Individuals suffering from ADHD in isolation from other mental illness or substance addiction generally receive Ritalin or Adderall first. However, there is a large number of supportive measures that can be selected that further increase the likelihood of controlling ADHD. This can include but is not limited to:
• ADHD group education
• Skill-building workshops and hobbies
• Stress-management tactics
• Dietary intervention and nutritional education
• Regular exercise routines
• Parental counseling and advice
• Life coaching
Articles published in many leading journals highlight some of the complex problems with dealing with ADHD and a substance use disorder. For example, someone taking medication for ADHD is more likely to remain in a rehabilitation program for longer than someone who isn’t. However, there is always a risk that with access to a stimulant such as Adderall that there will potentially be abuse.
The critical point is to attend a rehabilitation program that can cope with the difficulty that is a dual diagnosis. By coordinating substance rehab treatments with a local psychiatrist, proper monitoring is ensured. It is not uncommon for there to be no ADHD medication prescribed for up to 120 days during a substance abuse recovery protocol.
Treatment Should Always Conform to the Individual

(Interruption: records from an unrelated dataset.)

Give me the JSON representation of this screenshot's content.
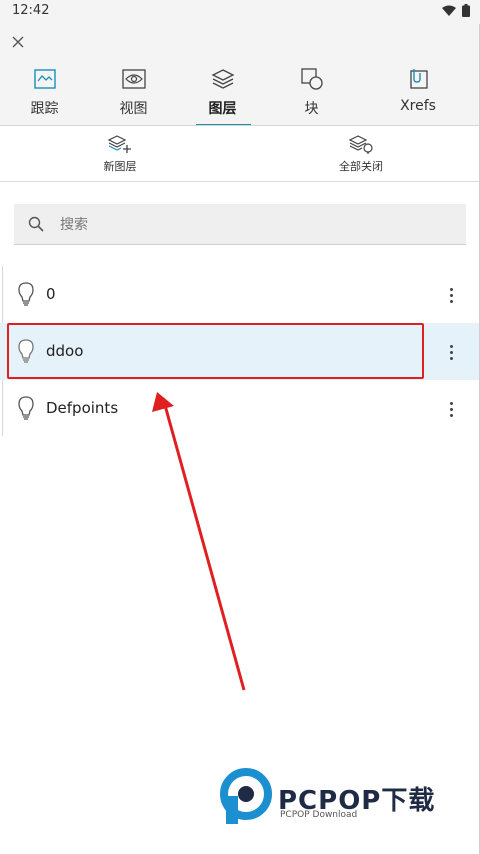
{
  "status_bar": {
    "time": "12:42"
  },
  "tabs": [
    {
      "label": "跟踪",
      "icon": "trace-icon"
    },
    {
      "label": "视图",
      "icon": "view-icon"
    },
    {
      "label": "图层",
      "icon": "layers-icon",
      "active": true
    },
    {
      "label": "块",
      "icon": "block-icon"
    },
    {
      "label": "Xrefs",
      "icon": "xrefs-icon"
    }
  ],
  "toolbar": {
    "new_layer_label": "新图层",
    "close_all_label": "全部关闭"
  },
  "search": {
    "placeholder": "搜索"
  },
  "layers": [
    {
      "name": "0",
      "selected": false
    },
    {
      "name": "ddoo",
      "selected": true
    },
    {
      "name": "Defpoints",
      "selected": false
    }
  ],
  "watermark": {
    "text": "PCPOP下载",
    "subtext": "PCPOP Download"
  },
  "colors": {
    "accent": "#1a8fb8",
    "annotation": "#e02020",
    "selected_row": "#e6f2f9"
  }
}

Never forget that there are more choices out there than relying on a bottle of pills alone. With the right level of help and a positive support network, it is never impossible to defeat substance use disorder while simultaneously taking control of your ADHD. Frequently, these overlapping treatment sessions result in a new lease on life for the victim involved and in a far faster way than what was once possible. As medical and clinical advancements march on, so does the outlook of those suffering from ADHD and substance use disorder.